▸ **Record extracts**
______________________________

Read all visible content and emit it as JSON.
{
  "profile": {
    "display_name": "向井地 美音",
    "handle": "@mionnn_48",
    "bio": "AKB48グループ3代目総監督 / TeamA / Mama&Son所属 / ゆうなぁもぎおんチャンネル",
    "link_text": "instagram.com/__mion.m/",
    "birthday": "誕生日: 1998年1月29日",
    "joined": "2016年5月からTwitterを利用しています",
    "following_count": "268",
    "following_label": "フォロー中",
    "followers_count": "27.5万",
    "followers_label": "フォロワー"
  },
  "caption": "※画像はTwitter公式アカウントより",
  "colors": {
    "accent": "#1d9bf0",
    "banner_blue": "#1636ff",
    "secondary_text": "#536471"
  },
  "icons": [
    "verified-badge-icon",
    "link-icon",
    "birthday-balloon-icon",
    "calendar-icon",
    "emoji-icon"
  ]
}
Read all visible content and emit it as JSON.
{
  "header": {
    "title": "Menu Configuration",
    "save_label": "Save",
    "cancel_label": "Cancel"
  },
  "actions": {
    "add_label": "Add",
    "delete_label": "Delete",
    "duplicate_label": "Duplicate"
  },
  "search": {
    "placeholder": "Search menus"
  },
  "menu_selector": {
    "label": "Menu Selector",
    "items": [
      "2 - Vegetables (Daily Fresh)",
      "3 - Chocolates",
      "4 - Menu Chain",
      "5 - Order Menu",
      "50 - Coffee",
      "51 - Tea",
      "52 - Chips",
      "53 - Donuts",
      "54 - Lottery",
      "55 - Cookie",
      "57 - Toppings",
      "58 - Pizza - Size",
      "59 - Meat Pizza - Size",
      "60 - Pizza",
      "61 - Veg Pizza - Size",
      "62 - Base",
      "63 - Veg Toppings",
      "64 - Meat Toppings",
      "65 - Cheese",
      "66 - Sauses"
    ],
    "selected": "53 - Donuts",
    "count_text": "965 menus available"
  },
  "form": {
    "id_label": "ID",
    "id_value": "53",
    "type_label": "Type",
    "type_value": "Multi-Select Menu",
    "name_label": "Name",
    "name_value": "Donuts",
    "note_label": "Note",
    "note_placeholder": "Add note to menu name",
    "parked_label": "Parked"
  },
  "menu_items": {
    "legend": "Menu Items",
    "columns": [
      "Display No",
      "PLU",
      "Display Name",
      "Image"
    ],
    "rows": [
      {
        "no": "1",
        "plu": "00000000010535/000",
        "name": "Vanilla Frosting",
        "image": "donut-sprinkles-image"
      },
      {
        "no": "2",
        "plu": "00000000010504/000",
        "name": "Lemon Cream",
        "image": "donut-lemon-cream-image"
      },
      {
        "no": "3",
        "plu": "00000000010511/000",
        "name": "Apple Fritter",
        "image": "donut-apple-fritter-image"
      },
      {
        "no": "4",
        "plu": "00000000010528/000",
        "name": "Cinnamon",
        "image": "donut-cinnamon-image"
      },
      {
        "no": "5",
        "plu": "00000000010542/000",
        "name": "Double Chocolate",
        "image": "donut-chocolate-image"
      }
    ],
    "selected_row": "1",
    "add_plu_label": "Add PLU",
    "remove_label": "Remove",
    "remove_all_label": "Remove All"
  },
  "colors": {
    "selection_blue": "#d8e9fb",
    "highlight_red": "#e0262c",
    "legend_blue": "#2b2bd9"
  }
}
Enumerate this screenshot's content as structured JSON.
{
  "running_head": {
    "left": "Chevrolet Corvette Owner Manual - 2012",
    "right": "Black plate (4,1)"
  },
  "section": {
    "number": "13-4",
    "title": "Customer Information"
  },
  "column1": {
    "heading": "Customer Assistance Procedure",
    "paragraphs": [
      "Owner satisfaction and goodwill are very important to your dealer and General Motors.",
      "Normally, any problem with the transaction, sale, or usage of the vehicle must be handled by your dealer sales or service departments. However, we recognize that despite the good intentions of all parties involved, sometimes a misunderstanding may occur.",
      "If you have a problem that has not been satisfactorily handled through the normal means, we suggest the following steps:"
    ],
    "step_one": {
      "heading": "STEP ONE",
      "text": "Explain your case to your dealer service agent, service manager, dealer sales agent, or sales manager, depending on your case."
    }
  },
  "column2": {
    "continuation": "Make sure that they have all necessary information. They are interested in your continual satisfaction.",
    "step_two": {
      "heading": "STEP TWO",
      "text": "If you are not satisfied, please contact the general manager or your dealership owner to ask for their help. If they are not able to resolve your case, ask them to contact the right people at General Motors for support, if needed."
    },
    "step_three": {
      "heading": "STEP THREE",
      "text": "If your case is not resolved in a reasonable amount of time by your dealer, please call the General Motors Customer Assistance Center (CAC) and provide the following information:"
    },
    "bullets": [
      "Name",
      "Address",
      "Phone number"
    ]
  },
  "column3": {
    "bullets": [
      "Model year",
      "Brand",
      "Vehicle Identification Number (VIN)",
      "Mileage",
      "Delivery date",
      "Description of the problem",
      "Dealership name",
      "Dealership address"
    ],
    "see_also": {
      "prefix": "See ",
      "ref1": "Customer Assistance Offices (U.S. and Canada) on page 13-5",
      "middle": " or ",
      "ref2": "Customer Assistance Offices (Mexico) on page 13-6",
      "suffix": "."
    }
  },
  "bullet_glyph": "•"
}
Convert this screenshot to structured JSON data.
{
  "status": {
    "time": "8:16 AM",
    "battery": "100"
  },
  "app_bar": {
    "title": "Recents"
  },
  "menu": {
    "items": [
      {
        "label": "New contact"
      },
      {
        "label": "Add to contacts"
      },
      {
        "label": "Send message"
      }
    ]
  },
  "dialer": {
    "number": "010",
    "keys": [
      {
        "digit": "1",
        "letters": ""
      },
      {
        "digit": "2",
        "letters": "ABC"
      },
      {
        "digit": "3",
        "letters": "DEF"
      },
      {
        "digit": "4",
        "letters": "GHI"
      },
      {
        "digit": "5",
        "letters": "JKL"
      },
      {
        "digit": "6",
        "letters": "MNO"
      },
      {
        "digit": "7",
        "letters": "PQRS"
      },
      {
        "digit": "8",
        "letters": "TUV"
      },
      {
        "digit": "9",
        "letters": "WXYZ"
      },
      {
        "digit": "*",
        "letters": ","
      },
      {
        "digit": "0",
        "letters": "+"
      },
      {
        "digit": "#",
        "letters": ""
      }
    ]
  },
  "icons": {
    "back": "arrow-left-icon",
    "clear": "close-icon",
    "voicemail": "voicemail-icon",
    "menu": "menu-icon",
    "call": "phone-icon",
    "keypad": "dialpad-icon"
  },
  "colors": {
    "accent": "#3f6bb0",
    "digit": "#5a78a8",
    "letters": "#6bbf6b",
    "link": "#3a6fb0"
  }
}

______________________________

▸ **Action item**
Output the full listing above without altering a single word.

▸ **Your response**
Read all visible content and emit it as JSON.
{
  "profile": {
    "display_name": "向井地 美音",
    "handle": "@mionnn_48",
    "bio": "AKB48グループ3代目総監督 / TeamA / Mama&Son所属 / ゆうなぁもぎおんチャンネル",
    "link_text": "instagram.com/__mion.m/",
    "birthday": "誕生日: 1998年1月29日",
    "joined": "2016年5月からTwitterを利用しています",
    "following_count": "268",
    "following_label": "フォロー中",
    "followers_count": "27.5万",
    "followers_label": "フォロワー"
  },
  "caption": "※画像はTwitter公式アカウントより",
  "colors": {
    "accent": "#1d9bf0",
    "banner_blue": "#1636ff",
    "secondary_text": "#536471"
  },
  "icons": [
    "verified-badge-icon",
    "link-icon",
    "birthday-balloon-icon",
    "calendar-icon",
    "emoji-icon"
  ]
}
Read all visible content and emit it as JSON.
{
  "header": {
    "title": "Menu Configuration",
    "save_label": "Save",
    "cancel_label": "Cancel"
  },
  "actions": {
    "add_label": "Add",
    "delete_label": "Delete",
    "duplicate_label": "Duplicate"
  },
  "search": {
    "placeholder": "Search menus"
  },
  "menu_selector": {
    "label": "Menu Selector",
    "items": [
      "2 - Vegetables (Daily Fresh)",
      "3 - Chocolates",
      "4 - Menu Chain",
      "5 - Order Menu",
      "50 - Coffee",
      "51 - Tea",
      "52 - Chips",
      "53 - Donuts",
      "54 - Lottery",
      "55 - Cookie",
      "57 - Toppings",
      "58 - Pizza - Size",
      "59 - Meat Pizza - Size",
      "60 - Pizza",
      "61 - Veg Pizza - Size",
      "62 - Base",
      "63 - Veg Toppings",
      "64 - Meat Toppings",
      "65 - Cheese",
      "66 - Sauses"
    ],
    "selected": "53 - Donuts",
    "count_text": "965 menus available"
  },
  "form": {
    "id_label": "ID",
    "id_value": "53",
    "type_label": "Type",
    "type_value": "Multi-Select Menu",
    "name_label": "Name",
    "name_value": "Donuts",
    "note_label": "Note",
    "note_placeholder": "Add note to menu name",
    "parked_label": "Parked"
  },
  "menu_items": {
    "legend": "Menu Items",
    "columns": [
      "Display No",
      "PLU",
      "Display Name",
      "Image"
    ],
    "rows": [
      {
        "no": "1",
        "plu": "00000000010535/000",
        "name": "Vanilla Frosting",
        "image": "donut-sprinkles-image"
      },
      {
        "no": "2",
        "plu": "00000000010504/000",
        "name": "Lemon Cream",
        "image": "donut-lemon-cream-image"
      },
      {
        "no": "3",
        "plu": "00000000010511/000",
        "name": "Apple Fritter",
        "image": "donut-apple-fritter-image"
      },
      {
        "no": "4",
        "plu": "00000000010528/000",
        "name": "Cinnamon",
        "image": "donut-cinnamon-image"
      },
      {
        "no": "5",
        "plu": "00000000010542/000",
        "name": "Double Chocolate",
        "image": "donut-chocolate-image"
      }
    ],
    "selected_row": "1",
    "add_plu_label": "Add PLU",
    "remove_label": "Remove",
    "remove_all_label": "Remove All"
  },
  "colors": {
    "selection_blue": "#d8e9fb",
    "highlight_red": "#e0262c",
    "legend_blue": "#2b2bd9"
  }
}
Enumerate this screenshot's content as structured JSON.
{
  "running_head": {
    "left": "Chevrolet Corvette Owner Manual - 2012",
    "right": "Black plate (4,1)"
  },
  "section": {
    "number": "13-4",
    "title": "Customer Information"
  },
  "column1": {
    "heading": "Customer Assistance Procedure",
    "paragraphs": [
      "Owner satisfaction and goodwill are very important to your dealer and General Motors.",
      "Normally, any problem with the transaction, sale, or usage of the vehicle must be handled by your dealer sales or service departments. However, we recognize that despite the good intentions of all parties involved, sometimes a misunderstanding may occur.",
      "If you have a problem that has not been satisfactorily handled through the normal means, we suggest the following steps:"
    ],
    "step_one": {
      "heading": "STEP ONE",
      "text": "Explain your case to your dealer service agent, service manager, dealer sales agent, or sales manager, depending on your case."
    }
  },
  "column2": {
    "continuation": "Make sure that they have all necessary information. They are interested in your continual satisfaction.",
    "step_two": {
      "heading": "STEP TWO",
      "text": "If you are not satisfied, please contact the general manager or your dealership owner to ask for their help. If they are not able to resolve your case, ask them to contact the right people at General Motors for support, if needed."
    },
    "step_three": {
      "heading": "STEP THREE",
      "text": "If your case is not resolved in a reasonable amount of time by your dealer, please call the General Motors Customer Assistance Center (CAC) and provide the following information:"
    },
    "bullets": [
      "Name",
      "Address",
      "Phone number"
    ]
  },
  "column3": {
    "bullets": [
      "Model year",
      "Brand",
      "Vehicle Identification Number (VIN)",
      "Mileage",
      "Delivery date",
      "Description of the problem",
      "Dealership name",
      "Dealership address"
    ],
    "see_also": {
      "prefix": "See ",
      "ref1": "Customer Assistance Offices (U.S. and Canada) on page 13-5",
      "middle": " or ",
      "ref2": "Customer Assistance Offices (Mexico) on page 13-6",
      "suffix": "."
    }
  },
  "bullet_glyph": "•"
}
Convert this screenshot to structured JSON data.
{
  "status": {
    "time": "8:16 AM",
    "battery": "100"
  },
  "app_bar": {
    "title": "Recents"
  },
  "menu": {
    "items": [
      {
        "label": "New contact"
      },
      {
        "label": "Add to contacts"
      },
      {
        "label": "Send message"
      }
    ]
  },
  "dialer": {
    "number": "010",
    "keys": [
      {
        "digit": "1",
        "letters": ""
      },
      {
        "digit": "2",
        "letters": "ABC"
      },
      {
        "digit": "3",
        "letters": "DEF"
      },
      {
        "digit": "4",
        "letters": "GHI"
      },
      {
        "digit": "5",
        "letters": "JKL"
      },
      {
        "digit": "6",
        "letters": "MNO"
      },
      {
        "digit": "7",
        "letters": "PQRS"
      },
      {
        "digit": "8",
        "letters": "TUV"
      },
      {
        "digit": "9",
        "letters": "WXYZ"
      },
      {
        "digit": "*",
        "letters": ","
      },
      {
        "digit": "0",
        "letters": "+"
      },
      {
        "digit": "#",
        "letters": ""
      }
    ]
  },
  "icons": {
    "back": "arrow-left-icon",
    "clear": "close-icon",
    "voicemail": "voicemail-icon",
    "menu": "menu-icon",
    "call": "phone-icon",
    "keypad": "dialpad-icon"
  },
  "colors": {
    "accent": "#3f6bb0",
    "digit": "#5a78a8",
    "letters": "#6bbf6b",
    "link": "#3a6fb0"
  }
}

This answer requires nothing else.